The window tells us that the structure was successfully imported. After that, we should go to the Structures window and Insert a new structure with the same name as what we imported from the header file. This will actually add the structure among all the structures in the executable. We can see the structure ‘s’ being added to the structure window below:

To use the structure in the disassembly listing, we have to double click on the offset that is being used to reference different members of the structure. Let’s take a look at the following program disassembly:

In the picture above, it’s already evident that we renamed the offsets that reference different members of the structure into x, y, z as valueH and valueL. After that, we should double-click on the variable x to be thrown at an actual stack frame memory address (this can be a memory allocated in any section) as follows:

Then we should select the first variable of the structure, in this case variable x, and select Edit – Struct Var. This will display a list of known structures within the executable. In our case, only the imported structure ‘s’ is known, as we can see on the picture below:

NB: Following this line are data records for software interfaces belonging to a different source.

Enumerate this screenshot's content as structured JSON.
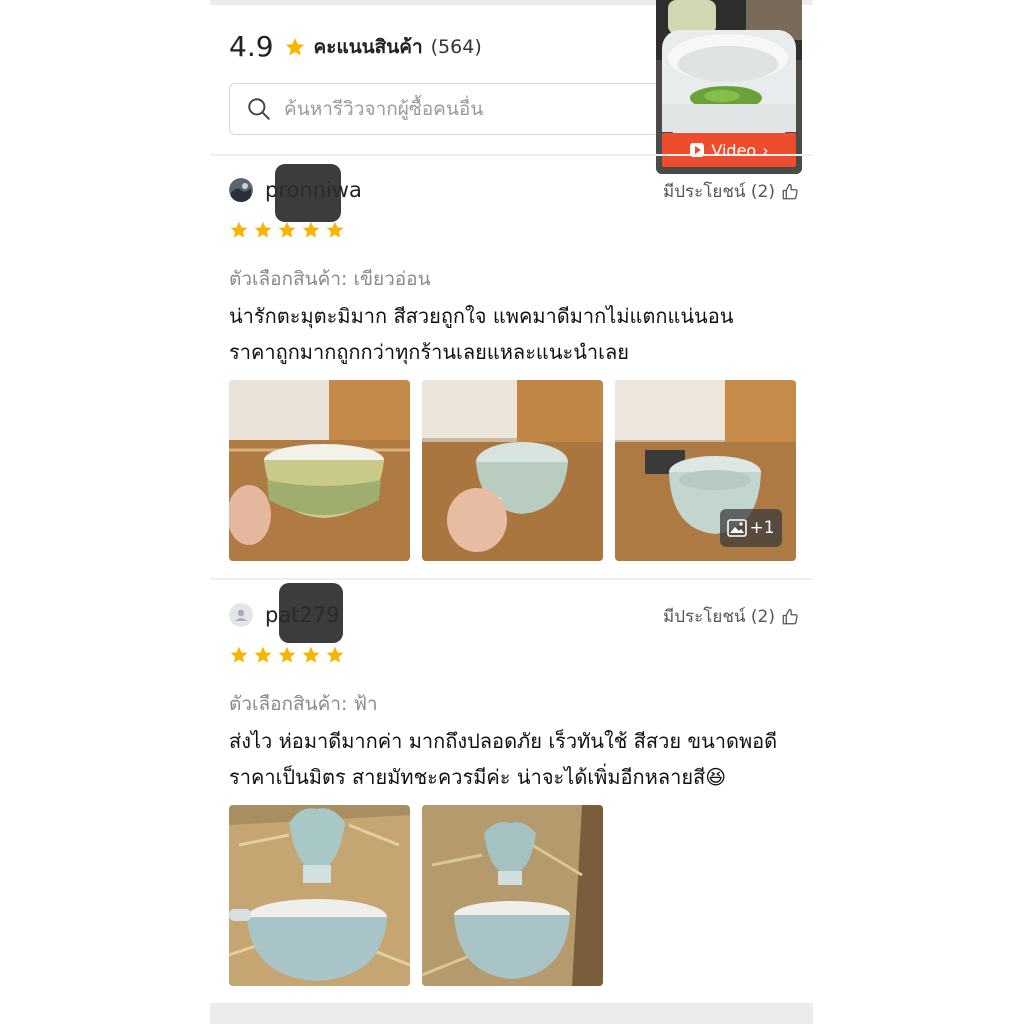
{
  "rating": {
    "score": "4.9",
    "label": "คะแนนสินค้า",
    "count": "(564)"
  },
  "search": {
    "placeholder": "ค้นหารีวิวจากผู้ซื้อคนอื่น"
  },
  "video": {
    "label": "Video"
  },
  "colors": {
    "accent": "#ee4d2d",
    "star": "#f7b500"
  },
  "reviews": [
    {
      "username": "pronniwa",
      "helpful": "มีประโยชน์ (2)",
      "stars": 5,
      "variant": "ตัวเลือกสินค้า: เขียวอ่อน",
      "comment_lines": [
        "น่ารักตะมุตะมิมาก สีสวยถูกใจ แพคมาดีมากไม่แตกแน่นอน",
        "ราคาถูกมากถูกกว่าทุกร้านเลยแหละแนะนำเลย"
      ],
      "more_photos": "+1"
    },
    {
      "username": "pat279",
      "helpful": "มีประโยชน์ (2)",
      "stars": 5,
      "variant": "ตัวเลือกสินค้า: ฟ้า",
      "comment_lines": [
        "ส่งไว ห่อมาดีมากค่า มากถึงปลอดภัย เร็วทันใช้ สีสวย ขนาดพอดี",
        "ราคาเป็นมิตร สายมัทชะควรมีค่ะ น่าจะได้เพิ่มอีกหลายสี😆"
      ]
    }
  ]
}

The structure will be applied to the current address and will consume as many bytes as the size of the structure. This is why we must always select the first member of the structure, because the structure will be applied to that memory address and its corresponding higher memory addresses. After the structure is applied to the current memory address, the disassembly will look like the picture below:

We can see that it was worth it, because now the disassembly view is much clearer and easier to read. Notice that we now have a local variable named mystruct that is used later by the function to reference different members inside it. Conclusion We’ve seen how structures are reverse engineered in Ida debugger and how to recognize them. But what is more important is the fact that we’ve looked at how to import the structures in Ida and apply them to memory locations, which automatically updates the disassembly view to make it more readable and easier to understand. We should also keep in mind that Ida applies known structures from various system libraries to the executable by default when being analyzed. Usually, different structures are used in different API functions that are part of the system. All the recognized structures will also be added to the structures window, which we can use throughout the program analysis. References [1] Chris Eagle, The IDA Pro Book: The unofficial guide to the world’s most popular disassembler.